[Work task]
All lines of the material that contain "screenshot" must be copied out.

[Dataset records]
━━━━━━━━

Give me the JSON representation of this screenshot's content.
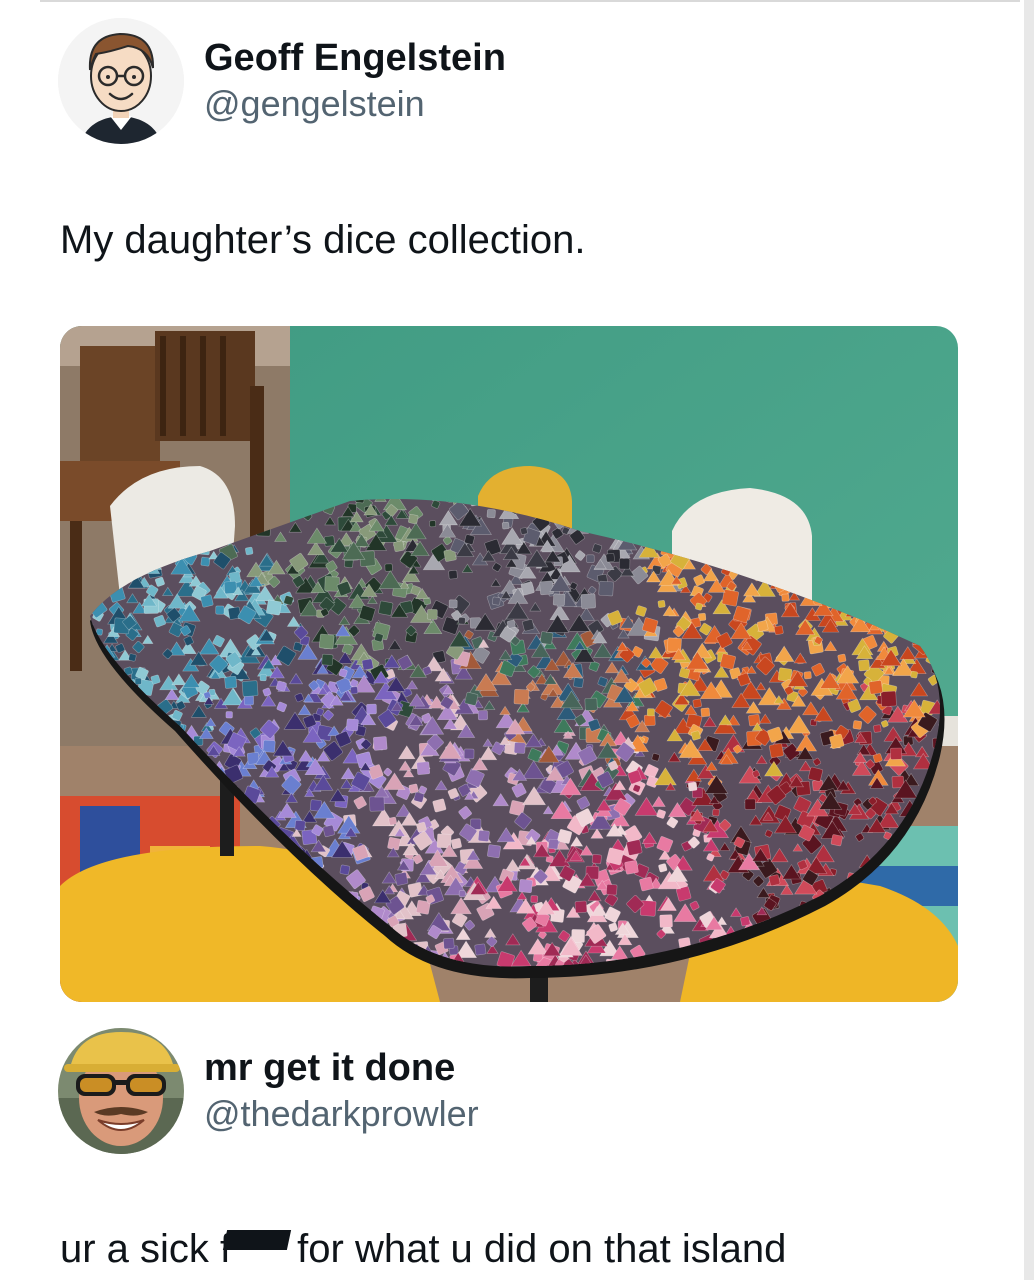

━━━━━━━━

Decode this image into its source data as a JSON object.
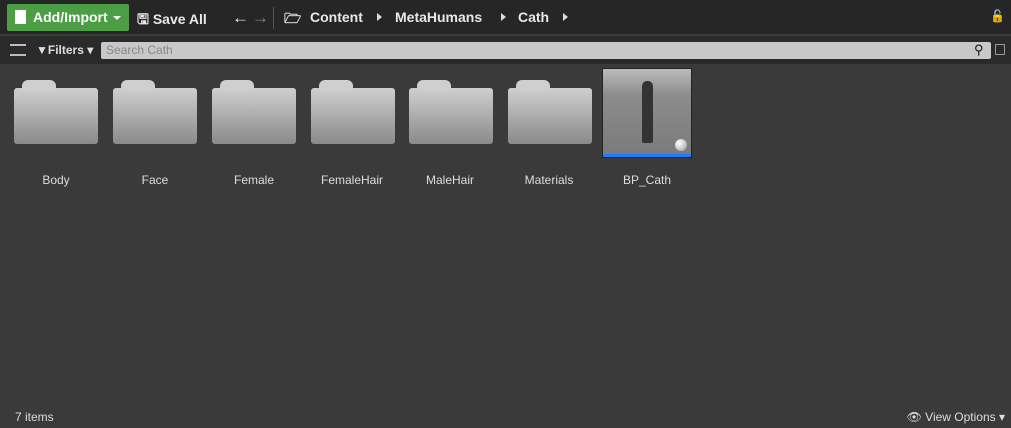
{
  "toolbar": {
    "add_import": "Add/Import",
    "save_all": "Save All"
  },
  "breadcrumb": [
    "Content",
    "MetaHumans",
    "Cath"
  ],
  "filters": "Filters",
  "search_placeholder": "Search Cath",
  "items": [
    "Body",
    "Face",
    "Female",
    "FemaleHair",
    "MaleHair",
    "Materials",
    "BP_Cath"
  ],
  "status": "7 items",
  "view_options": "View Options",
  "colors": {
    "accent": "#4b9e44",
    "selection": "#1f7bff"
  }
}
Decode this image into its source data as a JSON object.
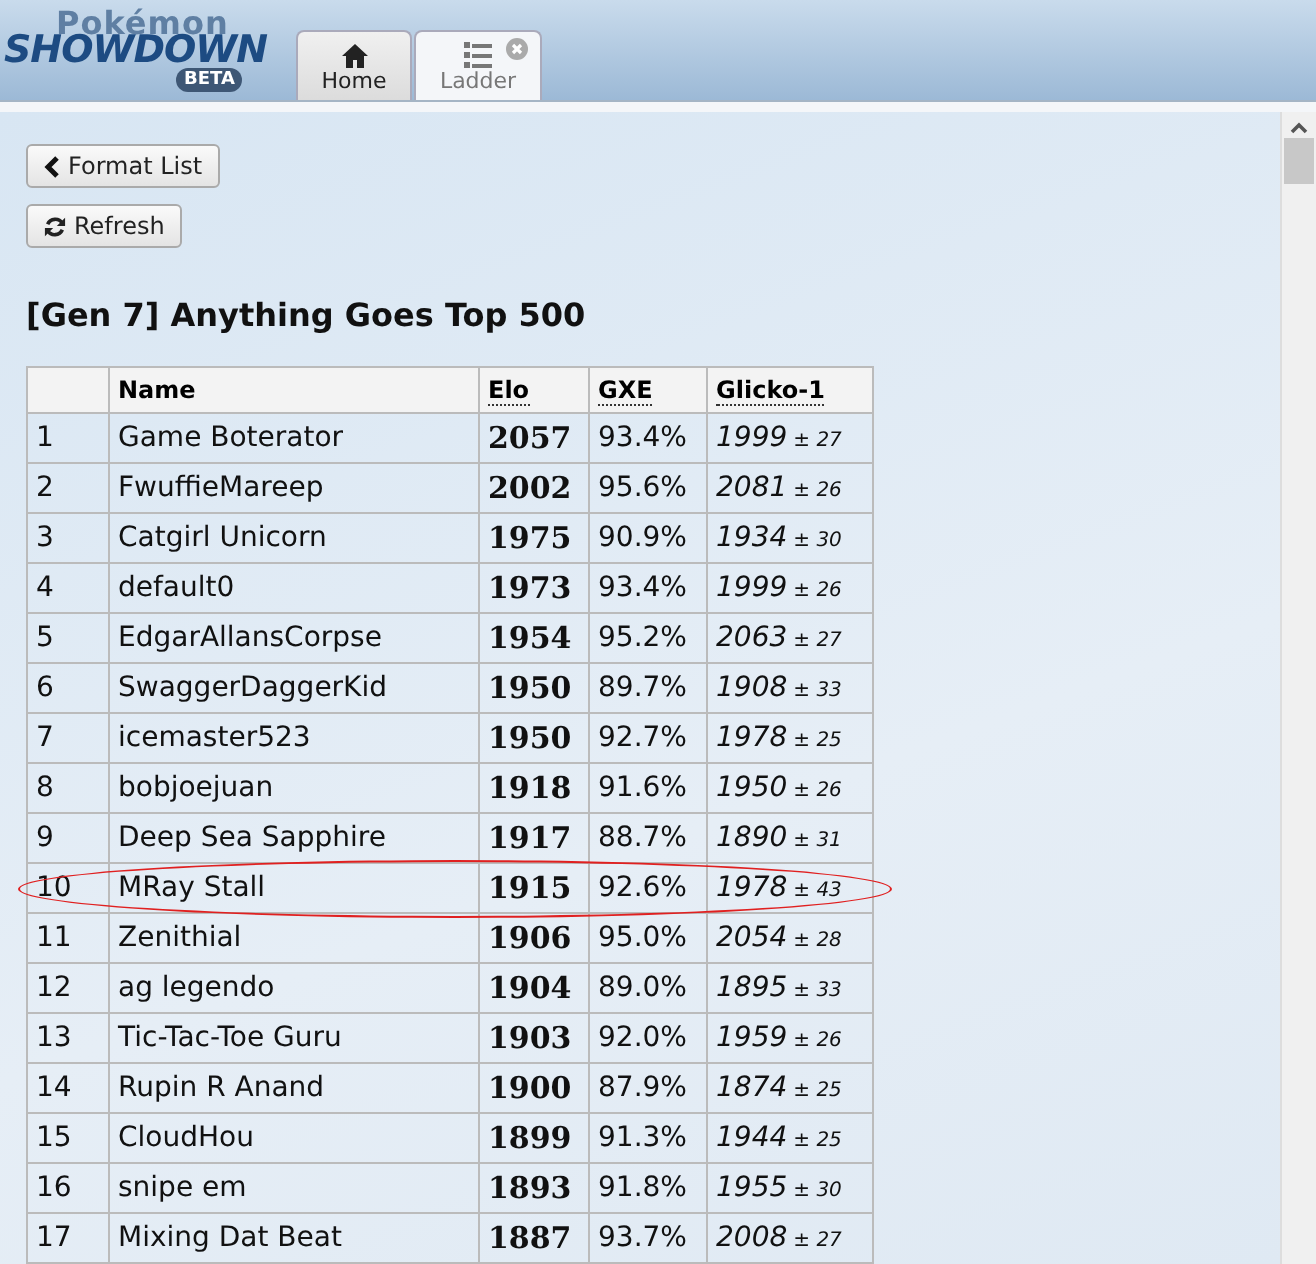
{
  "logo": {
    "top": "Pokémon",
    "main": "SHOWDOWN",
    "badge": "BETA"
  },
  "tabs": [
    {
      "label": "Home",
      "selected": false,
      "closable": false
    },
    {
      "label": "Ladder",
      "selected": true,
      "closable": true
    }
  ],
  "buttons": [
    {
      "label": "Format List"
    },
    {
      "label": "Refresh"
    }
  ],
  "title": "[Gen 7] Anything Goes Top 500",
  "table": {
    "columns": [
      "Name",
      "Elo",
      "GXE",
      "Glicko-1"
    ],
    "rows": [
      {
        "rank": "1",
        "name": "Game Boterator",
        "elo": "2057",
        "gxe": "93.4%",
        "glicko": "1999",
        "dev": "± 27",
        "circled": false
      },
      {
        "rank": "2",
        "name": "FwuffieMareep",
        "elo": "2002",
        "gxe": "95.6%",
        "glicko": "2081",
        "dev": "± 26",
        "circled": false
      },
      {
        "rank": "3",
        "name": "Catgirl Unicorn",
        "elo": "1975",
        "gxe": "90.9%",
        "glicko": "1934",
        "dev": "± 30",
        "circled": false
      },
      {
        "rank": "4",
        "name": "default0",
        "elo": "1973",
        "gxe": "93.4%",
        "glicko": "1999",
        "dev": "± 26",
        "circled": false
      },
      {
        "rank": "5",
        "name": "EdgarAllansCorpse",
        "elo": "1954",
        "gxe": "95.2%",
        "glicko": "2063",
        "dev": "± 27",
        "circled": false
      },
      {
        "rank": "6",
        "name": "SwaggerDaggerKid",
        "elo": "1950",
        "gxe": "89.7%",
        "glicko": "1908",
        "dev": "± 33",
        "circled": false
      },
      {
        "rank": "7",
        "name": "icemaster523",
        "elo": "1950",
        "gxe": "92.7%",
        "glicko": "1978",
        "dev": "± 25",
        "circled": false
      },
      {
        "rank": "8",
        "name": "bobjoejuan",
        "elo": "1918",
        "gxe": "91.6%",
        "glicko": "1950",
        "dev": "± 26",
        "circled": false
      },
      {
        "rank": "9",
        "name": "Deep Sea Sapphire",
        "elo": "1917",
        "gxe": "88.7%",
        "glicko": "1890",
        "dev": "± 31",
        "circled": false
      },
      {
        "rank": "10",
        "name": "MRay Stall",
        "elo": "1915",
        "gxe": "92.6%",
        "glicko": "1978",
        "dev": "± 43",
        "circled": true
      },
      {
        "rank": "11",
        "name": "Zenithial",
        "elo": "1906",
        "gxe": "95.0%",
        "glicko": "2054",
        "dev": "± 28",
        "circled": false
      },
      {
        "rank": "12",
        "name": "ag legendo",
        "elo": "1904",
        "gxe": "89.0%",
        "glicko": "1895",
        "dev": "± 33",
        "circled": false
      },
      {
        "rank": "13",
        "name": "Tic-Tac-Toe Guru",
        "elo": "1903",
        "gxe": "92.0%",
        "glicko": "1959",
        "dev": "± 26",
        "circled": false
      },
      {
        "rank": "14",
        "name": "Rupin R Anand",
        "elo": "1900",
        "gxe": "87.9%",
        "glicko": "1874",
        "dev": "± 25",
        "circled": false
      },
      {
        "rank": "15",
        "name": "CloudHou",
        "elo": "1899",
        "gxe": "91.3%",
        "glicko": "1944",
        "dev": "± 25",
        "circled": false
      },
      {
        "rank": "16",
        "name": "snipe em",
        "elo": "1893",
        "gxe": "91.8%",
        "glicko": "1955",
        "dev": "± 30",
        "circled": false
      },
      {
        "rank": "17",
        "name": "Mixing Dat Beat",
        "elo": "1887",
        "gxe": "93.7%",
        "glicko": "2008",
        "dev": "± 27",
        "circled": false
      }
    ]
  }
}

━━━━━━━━

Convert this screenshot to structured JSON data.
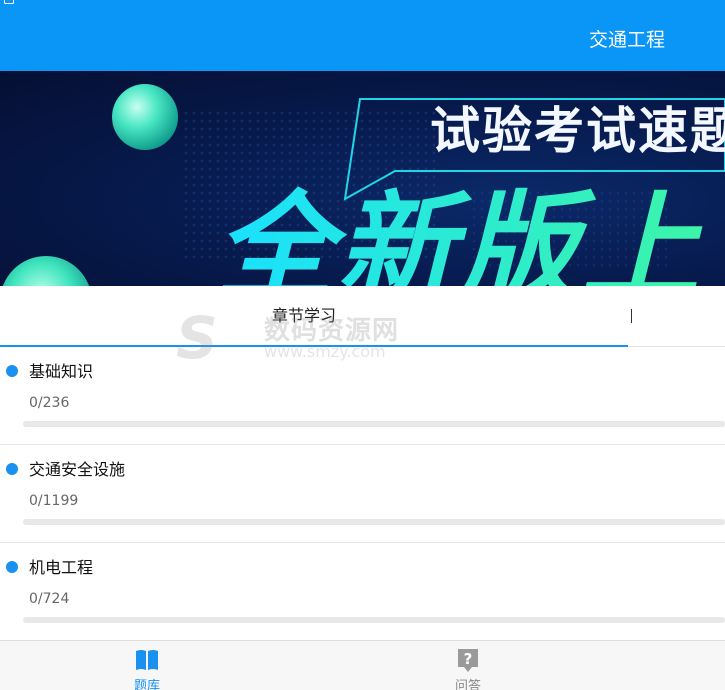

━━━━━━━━

[Response]
Give me the JSON representation of this screenshot's content.
Convert this screenshot to structured JSON data.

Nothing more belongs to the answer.